» **EXERCISE**: Every line containing the string "SUROWE" should be returned from the records.

[Source records]
[Start of Attachment]
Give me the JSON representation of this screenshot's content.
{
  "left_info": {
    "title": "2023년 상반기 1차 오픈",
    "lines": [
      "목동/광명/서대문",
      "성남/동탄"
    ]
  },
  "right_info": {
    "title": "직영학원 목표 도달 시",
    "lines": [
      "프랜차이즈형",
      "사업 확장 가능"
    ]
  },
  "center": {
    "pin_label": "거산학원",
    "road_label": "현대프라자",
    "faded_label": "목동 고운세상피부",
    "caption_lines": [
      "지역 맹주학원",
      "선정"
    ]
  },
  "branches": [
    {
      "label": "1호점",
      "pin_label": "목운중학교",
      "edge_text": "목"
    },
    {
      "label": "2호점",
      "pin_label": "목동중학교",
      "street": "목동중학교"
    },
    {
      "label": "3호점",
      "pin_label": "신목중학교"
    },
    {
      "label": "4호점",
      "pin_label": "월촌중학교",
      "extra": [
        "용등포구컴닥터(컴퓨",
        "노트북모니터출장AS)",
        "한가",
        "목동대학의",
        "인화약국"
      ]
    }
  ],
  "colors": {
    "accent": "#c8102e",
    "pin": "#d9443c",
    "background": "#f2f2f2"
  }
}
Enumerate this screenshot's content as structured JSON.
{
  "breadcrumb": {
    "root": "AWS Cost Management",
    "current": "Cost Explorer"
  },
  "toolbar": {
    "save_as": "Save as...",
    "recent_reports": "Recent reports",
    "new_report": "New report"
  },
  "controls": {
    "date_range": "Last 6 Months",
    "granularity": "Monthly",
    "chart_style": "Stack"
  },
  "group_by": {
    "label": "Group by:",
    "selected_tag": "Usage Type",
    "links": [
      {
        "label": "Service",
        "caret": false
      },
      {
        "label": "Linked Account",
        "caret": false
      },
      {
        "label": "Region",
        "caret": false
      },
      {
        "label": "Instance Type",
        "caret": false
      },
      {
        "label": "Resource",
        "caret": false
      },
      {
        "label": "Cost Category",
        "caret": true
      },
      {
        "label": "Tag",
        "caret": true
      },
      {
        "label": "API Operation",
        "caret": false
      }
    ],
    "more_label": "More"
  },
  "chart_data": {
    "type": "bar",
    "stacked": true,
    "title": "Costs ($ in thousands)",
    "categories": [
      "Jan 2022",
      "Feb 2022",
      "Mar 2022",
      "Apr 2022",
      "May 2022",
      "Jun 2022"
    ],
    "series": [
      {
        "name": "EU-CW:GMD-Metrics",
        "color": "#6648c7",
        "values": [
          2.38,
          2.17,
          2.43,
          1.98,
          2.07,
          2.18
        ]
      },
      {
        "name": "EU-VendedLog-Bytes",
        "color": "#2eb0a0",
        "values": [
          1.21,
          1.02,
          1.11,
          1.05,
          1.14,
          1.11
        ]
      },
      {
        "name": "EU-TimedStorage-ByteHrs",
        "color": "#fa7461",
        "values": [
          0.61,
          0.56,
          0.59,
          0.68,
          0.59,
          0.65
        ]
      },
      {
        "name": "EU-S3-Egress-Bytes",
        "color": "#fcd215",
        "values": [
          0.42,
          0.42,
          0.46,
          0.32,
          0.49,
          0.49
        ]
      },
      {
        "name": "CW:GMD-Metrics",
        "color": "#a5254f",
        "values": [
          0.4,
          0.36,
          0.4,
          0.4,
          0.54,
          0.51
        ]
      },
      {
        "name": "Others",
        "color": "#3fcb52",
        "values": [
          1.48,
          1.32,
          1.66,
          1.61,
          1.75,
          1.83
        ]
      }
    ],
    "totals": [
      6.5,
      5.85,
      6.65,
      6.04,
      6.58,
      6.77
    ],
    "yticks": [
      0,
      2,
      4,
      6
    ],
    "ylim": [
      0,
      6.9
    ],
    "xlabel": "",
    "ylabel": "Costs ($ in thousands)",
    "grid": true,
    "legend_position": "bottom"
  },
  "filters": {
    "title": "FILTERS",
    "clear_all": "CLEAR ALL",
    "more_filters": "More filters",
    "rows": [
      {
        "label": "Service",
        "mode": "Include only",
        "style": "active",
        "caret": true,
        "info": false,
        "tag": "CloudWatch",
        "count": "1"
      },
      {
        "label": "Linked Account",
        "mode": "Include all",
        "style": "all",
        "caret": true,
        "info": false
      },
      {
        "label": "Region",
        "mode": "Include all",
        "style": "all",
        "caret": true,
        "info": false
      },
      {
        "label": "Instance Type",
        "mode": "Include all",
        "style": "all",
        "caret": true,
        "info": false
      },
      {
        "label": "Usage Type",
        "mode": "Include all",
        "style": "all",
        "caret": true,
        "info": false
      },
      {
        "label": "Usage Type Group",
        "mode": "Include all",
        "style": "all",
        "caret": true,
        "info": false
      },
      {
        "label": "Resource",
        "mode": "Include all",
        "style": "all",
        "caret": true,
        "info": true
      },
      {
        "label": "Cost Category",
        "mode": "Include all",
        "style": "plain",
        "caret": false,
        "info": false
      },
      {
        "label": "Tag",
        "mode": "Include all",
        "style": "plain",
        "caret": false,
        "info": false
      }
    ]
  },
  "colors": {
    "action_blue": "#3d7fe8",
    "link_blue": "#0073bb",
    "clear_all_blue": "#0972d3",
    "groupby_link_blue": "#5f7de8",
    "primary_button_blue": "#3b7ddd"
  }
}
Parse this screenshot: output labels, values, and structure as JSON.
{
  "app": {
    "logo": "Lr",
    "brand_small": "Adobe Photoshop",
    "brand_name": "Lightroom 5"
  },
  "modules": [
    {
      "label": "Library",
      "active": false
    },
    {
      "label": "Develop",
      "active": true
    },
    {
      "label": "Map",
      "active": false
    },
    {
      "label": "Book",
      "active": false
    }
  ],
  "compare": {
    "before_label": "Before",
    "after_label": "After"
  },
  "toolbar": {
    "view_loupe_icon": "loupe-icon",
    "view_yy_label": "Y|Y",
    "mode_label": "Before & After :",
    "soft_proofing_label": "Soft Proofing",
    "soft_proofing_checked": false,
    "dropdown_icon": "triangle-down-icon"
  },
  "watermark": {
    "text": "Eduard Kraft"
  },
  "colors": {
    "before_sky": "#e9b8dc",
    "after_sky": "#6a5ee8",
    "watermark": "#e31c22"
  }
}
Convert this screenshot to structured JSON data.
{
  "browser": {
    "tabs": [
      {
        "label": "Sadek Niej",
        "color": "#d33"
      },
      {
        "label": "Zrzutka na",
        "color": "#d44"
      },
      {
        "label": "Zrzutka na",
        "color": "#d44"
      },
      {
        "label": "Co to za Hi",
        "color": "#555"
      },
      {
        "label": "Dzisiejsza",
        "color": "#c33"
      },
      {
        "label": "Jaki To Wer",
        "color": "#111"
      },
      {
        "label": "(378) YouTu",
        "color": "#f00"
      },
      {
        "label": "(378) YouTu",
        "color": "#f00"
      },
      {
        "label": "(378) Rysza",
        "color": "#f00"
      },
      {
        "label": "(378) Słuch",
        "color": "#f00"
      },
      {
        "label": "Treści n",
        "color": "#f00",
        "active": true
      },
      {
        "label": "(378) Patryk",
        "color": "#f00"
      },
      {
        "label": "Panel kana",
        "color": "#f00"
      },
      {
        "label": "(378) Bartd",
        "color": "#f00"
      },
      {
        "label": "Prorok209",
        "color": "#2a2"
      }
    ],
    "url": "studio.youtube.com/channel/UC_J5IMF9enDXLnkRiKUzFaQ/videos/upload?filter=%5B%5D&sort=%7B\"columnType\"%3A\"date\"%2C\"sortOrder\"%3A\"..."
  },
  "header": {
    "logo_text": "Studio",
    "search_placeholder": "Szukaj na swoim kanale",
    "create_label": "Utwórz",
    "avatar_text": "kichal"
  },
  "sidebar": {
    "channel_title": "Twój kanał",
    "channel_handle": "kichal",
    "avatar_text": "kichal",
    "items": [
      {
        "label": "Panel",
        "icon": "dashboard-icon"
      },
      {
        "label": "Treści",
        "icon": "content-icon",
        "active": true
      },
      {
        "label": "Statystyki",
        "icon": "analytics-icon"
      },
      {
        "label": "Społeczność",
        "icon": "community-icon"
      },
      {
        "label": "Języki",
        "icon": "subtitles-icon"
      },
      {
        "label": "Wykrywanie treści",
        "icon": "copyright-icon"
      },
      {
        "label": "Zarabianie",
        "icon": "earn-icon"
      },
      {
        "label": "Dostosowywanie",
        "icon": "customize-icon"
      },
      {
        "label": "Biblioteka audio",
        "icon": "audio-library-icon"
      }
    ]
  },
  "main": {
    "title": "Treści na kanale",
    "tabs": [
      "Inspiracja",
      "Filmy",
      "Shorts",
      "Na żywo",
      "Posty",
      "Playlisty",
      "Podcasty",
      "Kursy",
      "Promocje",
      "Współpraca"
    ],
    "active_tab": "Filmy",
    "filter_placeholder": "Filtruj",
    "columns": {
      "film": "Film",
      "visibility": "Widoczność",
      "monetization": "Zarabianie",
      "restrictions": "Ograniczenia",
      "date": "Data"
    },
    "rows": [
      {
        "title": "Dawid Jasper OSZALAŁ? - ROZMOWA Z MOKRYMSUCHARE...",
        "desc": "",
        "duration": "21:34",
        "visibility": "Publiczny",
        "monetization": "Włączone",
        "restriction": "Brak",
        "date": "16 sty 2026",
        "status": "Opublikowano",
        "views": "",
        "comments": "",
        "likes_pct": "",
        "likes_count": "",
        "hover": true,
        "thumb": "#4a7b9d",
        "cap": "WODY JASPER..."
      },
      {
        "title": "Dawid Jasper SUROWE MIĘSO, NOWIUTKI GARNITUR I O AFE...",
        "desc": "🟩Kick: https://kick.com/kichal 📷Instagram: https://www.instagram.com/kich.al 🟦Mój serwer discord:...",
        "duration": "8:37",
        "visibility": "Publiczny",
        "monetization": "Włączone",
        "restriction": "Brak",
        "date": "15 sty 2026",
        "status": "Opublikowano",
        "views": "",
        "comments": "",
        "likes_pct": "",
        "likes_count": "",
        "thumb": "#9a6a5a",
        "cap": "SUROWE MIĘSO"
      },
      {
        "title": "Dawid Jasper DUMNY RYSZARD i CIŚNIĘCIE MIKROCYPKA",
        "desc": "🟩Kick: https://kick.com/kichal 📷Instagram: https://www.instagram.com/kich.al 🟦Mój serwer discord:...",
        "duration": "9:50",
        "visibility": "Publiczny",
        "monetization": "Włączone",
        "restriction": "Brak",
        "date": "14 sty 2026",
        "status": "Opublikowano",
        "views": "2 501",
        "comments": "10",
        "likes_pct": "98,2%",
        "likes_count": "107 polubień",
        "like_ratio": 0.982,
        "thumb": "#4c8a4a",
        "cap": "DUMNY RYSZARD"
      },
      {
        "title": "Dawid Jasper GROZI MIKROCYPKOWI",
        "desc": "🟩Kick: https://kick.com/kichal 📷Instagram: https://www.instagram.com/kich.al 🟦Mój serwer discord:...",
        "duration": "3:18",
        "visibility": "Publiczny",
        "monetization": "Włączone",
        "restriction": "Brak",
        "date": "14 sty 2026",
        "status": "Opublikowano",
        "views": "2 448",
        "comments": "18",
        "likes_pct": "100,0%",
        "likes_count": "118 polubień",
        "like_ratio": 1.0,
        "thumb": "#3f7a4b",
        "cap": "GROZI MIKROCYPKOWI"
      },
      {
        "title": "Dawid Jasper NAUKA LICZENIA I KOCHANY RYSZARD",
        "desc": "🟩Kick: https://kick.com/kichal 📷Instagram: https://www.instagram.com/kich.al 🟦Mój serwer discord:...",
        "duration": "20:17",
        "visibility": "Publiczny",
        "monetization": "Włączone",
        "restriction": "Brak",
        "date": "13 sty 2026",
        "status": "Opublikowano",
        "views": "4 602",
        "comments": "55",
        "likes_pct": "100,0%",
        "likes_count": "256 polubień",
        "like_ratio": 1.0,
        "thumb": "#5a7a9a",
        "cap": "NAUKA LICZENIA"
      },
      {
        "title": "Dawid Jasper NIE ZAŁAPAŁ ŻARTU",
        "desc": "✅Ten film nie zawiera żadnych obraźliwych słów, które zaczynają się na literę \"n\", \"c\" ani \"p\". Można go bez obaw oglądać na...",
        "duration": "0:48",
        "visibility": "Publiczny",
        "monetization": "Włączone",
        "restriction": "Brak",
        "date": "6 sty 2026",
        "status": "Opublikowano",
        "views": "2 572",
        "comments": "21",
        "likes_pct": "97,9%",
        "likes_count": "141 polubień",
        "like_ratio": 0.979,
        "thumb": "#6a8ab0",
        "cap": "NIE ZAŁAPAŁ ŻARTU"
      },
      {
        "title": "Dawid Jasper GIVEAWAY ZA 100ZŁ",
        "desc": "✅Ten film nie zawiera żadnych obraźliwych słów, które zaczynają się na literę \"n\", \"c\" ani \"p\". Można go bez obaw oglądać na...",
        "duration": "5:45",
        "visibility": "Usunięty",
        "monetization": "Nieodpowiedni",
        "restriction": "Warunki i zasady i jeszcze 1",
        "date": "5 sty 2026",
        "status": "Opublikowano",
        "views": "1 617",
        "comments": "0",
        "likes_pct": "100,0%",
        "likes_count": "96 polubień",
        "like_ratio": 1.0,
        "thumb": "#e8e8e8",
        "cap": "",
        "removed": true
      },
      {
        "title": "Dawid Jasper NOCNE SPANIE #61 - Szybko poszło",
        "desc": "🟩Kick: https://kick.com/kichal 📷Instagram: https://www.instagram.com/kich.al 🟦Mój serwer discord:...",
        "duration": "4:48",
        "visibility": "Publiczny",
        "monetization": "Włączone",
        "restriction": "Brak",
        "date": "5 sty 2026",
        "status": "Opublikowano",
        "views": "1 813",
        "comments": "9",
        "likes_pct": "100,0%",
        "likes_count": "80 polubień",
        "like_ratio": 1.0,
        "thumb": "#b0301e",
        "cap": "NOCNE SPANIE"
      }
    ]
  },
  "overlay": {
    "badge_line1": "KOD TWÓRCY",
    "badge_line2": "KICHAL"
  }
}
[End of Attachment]
» **RESULT BELOW**:
        "title": "Dawid Jasper SUROWE MIĘSO, NOWIUTKI GARNITUR I O AFE...",
        "cap": "SUROWE MIĘSO"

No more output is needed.